(Information shown begins)

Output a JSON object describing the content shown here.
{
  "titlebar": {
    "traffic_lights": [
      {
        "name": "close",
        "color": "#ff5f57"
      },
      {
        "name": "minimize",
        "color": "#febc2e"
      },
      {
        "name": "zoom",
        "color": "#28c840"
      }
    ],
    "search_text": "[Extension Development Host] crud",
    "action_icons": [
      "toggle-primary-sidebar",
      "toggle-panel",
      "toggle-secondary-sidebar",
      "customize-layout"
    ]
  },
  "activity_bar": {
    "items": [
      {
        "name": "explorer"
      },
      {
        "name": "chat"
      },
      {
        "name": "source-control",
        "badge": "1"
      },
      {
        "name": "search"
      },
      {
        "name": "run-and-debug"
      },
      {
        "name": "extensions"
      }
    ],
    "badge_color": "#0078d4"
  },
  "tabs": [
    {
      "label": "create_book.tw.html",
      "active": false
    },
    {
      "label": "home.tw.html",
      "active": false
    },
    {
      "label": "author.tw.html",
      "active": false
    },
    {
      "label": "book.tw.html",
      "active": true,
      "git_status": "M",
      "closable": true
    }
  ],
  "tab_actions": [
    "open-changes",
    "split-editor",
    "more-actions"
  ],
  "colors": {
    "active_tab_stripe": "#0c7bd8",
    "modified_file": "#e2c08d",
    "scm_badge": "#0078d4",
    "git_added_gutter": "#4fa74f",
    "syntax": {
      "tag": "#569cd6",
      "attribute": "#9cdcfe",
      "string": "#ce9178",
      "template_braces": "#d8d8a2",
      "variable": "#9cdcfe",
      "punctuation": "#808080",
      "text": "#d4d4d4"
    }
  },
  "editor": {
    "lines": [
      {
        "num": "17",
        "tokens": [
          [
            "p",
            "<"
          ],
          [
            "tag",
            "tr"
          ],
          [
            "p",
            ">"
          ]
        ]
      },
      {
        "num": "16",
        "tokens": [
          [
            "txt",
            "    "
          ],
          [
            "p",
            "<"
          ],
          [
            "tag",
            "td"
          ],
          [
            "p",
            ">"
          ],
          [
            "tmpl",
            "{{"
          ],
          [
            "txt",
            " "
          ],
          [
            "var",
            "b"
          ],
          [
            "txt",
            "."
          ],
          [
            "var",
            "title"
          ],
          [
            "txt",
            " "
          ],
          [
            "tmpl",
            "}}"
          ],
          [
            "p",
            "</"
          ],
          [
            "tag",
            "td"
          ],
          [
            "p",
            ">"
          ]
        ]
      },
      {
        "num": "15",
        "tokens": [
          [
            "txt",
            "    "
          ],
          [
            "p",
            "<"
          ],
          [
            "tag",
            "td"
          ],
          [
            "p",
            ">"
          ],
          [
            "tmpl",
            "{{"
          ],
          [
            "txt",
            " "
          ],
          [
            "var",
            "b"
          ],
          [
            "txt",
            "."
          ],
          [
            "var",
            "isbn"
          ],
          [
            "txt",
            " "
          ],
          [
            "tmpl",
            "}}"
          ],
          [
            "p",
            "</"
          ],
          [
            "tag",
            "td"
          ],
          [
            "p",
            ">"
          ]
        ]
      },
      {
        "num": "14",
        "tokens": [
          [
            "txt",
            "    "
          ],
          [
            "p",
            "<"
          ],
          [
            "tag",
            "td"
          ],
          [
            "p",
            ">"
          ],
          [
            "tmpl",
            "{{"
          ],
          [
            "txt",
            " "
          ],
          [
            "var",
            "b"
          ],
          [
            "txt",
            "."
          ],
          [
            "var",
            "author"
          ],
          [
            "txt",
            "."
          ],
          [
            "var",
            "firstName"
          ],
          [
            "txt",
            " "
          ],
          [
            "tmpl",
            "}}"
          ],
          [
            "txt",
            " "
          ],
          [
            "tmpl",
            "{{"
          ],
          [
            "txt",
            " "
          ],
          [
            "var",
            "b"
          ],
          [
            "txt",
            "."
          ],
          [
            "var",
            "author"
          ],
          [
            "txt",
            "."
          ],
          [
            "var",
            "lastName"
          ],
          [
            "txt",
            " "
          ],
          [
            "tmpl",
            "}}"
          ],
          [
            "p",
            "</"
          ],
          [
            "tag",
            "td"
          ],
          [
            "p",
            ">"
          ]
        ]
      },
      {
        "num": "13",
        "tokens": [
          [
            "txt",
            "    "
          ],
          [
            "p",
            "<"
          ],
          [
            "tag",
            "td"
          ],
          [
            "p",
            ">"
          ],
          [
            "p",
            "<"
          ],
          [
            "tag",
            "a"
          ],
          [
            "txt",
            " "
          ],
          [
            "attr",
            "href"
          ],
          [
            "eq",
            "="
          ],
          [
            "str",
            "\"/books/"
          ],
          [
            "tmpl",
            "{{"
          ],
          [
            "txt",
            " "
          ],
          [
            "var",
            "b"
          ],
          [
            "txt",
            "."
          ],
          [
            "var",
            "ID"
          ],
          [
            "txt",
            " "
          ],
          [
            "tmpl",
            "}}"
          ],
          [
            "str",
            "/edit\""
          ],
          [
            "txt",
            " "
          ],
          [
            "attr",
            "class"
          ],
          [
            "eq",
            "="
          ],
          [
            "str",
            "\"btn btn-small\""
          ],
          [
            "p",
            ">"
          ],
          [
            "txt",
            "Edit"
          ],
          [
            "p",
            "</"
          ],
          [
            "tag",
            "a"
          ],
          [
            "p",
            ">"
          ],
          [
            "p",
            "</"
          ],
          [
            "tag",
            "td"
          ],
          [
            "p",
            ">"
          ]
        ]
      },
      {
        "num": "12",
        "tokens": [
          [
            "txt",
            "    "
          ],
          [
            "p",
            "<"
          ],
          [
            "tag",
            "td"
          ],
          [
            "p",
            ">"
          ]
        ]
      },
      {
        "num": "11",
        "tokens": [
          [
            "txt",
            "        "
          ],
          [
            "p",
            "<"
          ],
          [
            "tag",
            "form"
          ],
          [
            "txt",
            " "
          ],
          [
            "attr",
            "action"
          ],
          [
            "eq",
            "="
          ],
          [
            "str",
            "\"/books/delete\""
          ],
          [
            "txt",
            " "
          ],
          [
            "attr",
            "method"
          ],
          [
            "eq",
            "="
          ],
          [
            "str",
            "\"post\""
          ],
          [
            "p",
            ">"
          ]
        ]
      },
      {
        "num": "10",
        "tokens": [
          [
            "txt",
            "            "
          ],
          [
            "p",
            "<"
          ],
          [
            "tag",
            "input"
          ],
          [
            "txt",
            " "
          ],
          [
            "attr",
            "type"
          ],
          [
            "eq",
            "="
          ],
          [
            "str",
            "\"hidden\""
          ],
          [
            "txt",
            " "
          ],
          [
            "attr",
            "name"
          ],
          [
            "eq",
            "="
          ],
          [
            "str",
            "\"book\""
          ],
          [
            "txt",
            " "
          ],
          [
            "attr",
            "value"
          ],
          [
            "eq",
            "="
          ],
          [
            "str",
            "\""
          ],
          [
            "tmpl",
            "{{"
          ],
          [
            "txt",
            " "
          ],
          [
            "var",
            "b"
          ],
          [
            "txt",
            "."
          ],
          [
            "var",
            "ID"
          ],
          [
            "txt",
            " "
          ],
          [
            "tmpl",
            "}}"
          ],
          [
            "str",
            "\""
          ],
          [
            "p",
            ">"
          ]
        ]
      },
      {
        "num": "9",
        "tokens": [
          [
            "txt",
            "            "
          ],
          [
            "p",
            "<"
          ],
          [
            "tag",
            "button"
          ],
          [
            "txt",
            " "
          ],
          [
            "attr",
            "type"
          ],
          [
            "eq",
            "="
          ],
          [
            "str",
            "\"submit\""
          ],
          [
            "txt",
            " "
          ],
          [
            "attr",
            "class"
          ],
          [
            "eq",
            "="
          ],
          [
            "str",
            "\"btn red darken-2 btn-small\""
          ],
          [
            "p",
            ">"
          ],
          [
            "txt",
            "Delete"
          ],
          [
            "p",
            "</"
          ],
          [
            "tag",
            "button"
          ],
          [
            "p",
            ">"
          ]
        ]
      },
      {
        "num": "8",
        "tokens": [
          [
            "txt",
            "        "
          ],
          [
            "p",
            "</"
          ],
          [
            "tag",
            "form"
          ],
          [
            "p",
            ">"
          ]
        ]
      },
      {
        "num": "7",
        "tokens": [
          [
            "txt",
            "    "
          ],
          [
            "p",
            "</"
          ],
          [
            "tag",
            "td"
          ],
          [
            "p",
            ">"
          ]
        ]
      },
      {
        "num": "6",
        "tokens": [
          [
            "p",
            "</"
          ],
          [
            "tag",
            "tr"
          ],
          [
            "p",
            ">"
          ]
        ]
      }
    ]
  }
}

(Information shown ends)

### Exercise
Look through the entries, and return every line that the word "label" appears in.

### Task answer
      "label": "create_book.tw.html",
      "label": "home.tw.html",
      "label": "author.tw.html",
      "label": "book.tw.html",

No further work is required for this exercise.